Imagine opening your company’s doors — and files — to government and private auditors so often that it feels like someone is looking through your records every day. That’s what many banks face, says Robert Nicols, senior VP for credit administration at State Bank of Long Island, which is no exception to this situation. The State Bank of Long Island is a $1.5 billion community bank with an $850 million loan portfolio concentrated in commercial and real estate loans to midmarket companies. The auditors who come into the bank’s premises include bank examiners from both the New York State Banking Department and the FDIC (Federal Deposit Insurance Corporation), who come in daily for six to eight weeks. The bank is also visited by external CPA (certified public accountant) auditors to access the files to compile the bank’s annual report. Also, the bank has its own outsourced loan review department, the auditors for which are at the bank approximately every six weeks for a week at a time, with the intent of reviewing every large loan relationship. Finally, auditors from the Federal Home Loan Bank, which provides a line of credit to the State Bank of Long Island, visit every year for a week to review credit files. “We have auditors going through our files practically every day,” says Nicols. “During their reviews, the auditors have a habit of taking the credit files apart to make copies of certain documents. They often misfile the documents when they replace them. As a result, documents are misplaced when the next auditor or examiner comes in, and we are criticized for a missing document.”
In addition to the challenge of auditors and bank examiners, the bank also spent a good deal of time putting new credit documents into hard copy files, weeding out older files, and pulling files for the auditors. The bank also spent $35 per square foot for rental space for the files. “We knew we needed to change our archiving system and move away from paper,” says Nicols. “This ultimately became clear following our 2004 exam, in which we received criticism for missing documents that other auditors had misplaced.”
The State Bank of Long Island knew it needed a system to house documents in the correct files that were security protected so unauthorized users could not change or remove file components. It also wanted a system in which the contents of credit files could be viewed at workstations, thereby allowing the auditors to look through the files without interrupting the bank’s day-to-day business.
CHOOSE A VENDOR THAT WILL CUSTOMIZE YOUR EDM SOLUTION
After reviewing several document management solutions, the State Bank of Long Island decided to install Westbrook Technologies’ Fortis EDM product. The bank worked with InfiNet Business Systems, an integrating partner of Westbrook’s. “InfiNet and Westbrook listened to our specific needs for a solution and even brought us to Westbrook’s headquarters and provided contacts at other customers using applications similar to what we wanted,” says Gerry Harden, VP at the State Bank of Long Island, who has experience with a document management system used in a different department and worked with Nicols to implement the credit department’s system. “The key differentiator for us was the fact that InfiNet and Westbrook developed an application that fit our exact needs and requirements.
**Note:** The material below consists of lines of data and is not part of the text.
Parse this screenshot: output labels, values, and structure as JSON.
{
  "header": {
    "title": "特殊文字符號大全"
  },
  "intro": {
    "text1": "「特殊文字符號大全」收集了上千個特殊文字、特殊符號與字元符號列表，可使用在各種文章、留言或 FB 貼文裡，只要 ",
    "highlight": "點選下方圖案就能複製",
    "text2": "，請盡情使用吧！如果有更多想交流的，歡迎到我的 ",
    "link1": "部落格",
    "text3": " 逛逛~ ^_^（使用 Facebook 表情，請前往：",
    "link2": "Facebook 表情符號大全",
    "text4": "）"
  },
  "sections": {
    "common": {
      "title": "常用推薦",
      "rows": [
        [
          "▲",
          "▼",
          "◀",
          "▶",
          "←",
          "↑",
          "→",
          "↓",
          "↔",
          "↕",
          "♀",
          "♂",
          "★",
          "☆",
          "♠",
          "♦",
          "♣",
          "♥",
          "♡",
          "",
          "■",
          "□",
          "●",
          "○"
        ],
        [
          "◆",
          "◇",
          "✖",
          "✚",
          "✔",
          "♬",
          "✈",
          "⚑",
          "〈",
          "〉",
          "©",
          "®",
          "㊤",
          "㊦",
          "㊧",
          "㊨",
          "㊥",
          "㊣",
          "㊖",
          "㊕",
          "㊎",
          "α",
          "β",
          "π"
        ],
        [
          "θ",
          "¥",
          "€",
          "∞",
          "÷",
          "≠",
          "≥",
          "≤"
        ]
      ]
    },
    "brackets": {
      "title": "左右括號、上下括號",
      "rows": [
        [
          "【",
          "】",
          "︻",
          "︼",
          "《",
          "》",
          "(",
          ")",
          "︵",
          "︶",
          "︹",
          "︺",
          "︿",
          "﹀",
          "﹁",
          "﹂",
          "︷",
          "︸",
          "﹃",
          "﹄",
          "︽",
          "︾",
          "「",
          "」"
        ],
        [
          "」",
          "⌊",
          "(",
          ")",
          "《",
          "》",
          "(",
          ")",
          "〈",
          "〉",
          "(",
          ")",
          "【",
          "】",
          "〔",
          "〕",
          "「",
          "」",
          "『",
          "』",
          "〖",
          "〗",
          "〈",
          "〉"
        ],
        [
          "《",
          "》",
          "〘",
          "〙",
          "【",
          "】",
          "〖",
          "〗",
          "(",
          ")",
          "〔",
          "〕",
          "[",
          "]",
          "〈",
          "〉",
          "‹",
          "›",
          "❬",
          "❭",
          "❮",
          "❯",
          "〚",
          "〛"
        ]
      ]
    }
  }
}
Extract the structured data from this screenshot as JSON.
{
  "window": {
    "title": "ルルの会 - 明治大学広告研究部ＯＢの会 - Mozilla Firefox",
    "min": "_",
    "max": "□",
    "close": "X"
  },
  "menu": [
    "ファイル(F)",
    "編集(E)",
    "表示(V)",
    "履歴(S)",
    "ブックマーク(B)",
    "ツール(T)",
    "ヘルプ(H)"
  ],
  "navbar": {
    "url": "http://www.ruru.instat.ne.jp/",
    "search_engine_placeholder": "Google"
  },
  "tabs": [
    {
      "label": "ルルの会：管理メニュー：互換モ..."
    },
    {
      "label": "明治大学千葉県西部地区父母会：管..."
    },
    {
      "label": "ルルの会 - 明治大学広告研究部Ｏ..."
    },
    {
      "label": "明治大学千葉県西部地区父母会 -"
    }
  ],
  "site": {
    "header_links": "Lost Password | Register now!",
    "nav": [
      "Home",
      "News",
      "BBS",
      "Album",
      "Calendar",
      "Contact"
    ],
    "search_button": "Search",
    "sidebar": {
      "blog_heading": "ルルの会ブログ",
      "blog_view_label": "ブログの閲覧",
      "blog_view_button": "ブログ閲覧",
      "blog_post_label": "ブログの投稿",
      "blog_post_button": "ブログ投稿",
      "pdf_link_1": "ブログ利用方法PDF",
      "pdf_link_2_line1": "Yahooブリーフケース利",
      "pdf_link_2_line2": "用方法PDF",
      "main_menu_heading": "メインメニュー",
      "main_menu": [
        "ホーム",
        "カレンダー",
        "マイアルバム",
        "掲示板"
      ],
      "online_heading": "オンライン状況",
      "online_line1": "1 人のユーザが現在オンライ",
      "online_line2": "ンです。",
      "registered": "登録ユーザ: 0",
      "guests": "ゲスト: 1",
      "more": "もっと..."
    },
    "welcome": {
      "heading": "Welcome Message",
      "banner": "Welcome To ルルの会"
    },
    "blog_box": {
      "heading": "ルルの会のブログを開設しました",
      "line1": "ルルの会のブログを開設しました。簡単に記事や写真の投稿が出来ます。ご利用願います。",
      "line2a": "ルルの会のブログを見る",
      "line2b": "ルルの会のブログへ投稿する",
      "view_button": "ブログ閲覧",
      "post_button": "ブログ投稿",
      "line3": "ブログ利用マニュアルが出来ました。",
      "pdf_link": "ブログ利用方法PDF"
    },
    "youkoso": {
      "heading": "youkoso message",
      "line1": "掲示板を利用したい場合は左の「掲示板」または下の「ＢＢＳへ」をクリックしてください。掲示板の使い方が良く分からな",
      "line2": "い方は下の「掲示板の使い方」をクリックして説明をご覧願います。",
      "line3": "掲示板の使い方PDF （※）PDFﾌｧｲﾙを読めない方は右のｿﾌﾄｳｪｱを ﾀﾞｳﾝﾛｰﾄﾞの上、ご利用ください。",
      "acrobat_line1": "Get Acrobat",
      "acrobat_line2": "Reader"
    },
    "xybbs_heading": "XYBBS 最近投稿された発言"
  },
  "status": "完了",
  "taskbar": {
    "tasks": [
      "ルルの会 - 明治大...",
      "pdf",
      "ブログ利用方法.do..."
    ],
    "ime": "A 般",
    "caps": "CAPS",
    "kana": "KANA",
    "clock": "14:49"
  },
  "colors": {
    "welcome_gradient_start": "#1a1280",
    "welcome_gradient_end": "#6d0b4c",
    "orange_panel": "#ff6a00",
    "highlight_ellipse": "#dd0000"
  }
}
The focus of the design was to make the electronic system replicate the look and feel of the hard copy file as much as possible.”
MAINTAIN CONTROL, COMPLIANCE BY SCANNING DOCUMENTS IN-HOUSE
The EDM solution, including software and hardware (two Canon 9080c scanners, servers, and flat panel workstation monitors), cost approximately $125,000 and took three to four months to implement. The two scanning stations are manned by a dedicated scanning employee who has been scanning the bank’s files into the system since September 2005. Since then, the State Bank of Long Island had scanned in more than 20,000 credit documents, which total more than 200,000 pages.
Nicols says he chose not to send the files out for scanning (which many companies do) because of security purposes. “It was easier to ensure quality and security by keeping the scanning in-house,” he says. “Even though it is taking a little longer to get all of our documents into an electronic form, we have not had a single instance in which a document was saved into the wrong folder.” The bank has measured its payback on the solution through the anticipated $35,000 annual savings of office space leasing, but Nicols points to the positive feedback from auditors as the biggest payback. “Avoiding examiner criticism of missing files is a very big intangible result,” he says.